BEGIN

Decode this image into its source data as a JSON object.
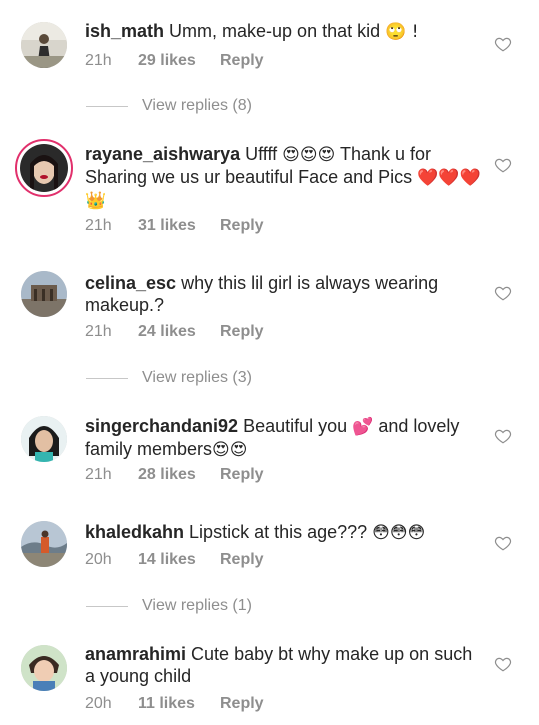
{
  "comments": [
    {
      "username": "ish_math",
      "text": " Umm, make-up on that kid ",
      "emoji_end": "🙄 !",
      "time": "21h",
      "likes": "29 likes",
      "reply": "Reply"
    },
    {
      "username": "rayane_aishwarya",
      "text": " Uffff ",
      "emoji_a": "😍😍😍",
      "text2": " Thank u for Sharing we us ur beautiful Face and Pics ",
      "emoji_end": "❤️❤️❤️👑",
      "time": "21h",
      "likes": "31 likes",
      "reply": "Reply"
    },
    {
      "username": "celina_esc",
      "text": " why this lil girl is always wearing makeup.?",
      "time": "21h",
      "likes": "24 likes",
      "reply": "Reply"
    },
    {
      "username": "singerchandani92",
      "text": " Beautiful you ",
      "emoji_a": "💕",
      "text2": " and lovely family members",
      "emoji_end": "😍😍",
      "time": "21h",
      "likes": "28 likes",
      "reply": "Reply"
    },
    {
      "username": "khaledkahn",
      "text": " Lipstick at this age??? ",
      "emoji_end": "😳😳😳",
      "time": "20h",
      "likes": "14 likes",
      "reply": "Reply"
    },
    {
      "username": "anamrahimi",
      "text": " Cute baby bt why make up on such a young child",
      "time": "20h",
      "likes": "11 likes",
      "reply": "Reply"
    }
  ],
  "view_replies": [
    "View replies (8)",
    "View replies (3)",
    "View replies (1)"
  ]
}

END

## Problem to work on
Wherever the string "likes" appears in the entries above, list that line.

## Finished exercise
      "likes": "29 likes",
      "likes": "31 likes",
      "likes": "24 likes",
      "likes": "28 likes",
      "likes": "14 likes",
      "likes": "11 likes",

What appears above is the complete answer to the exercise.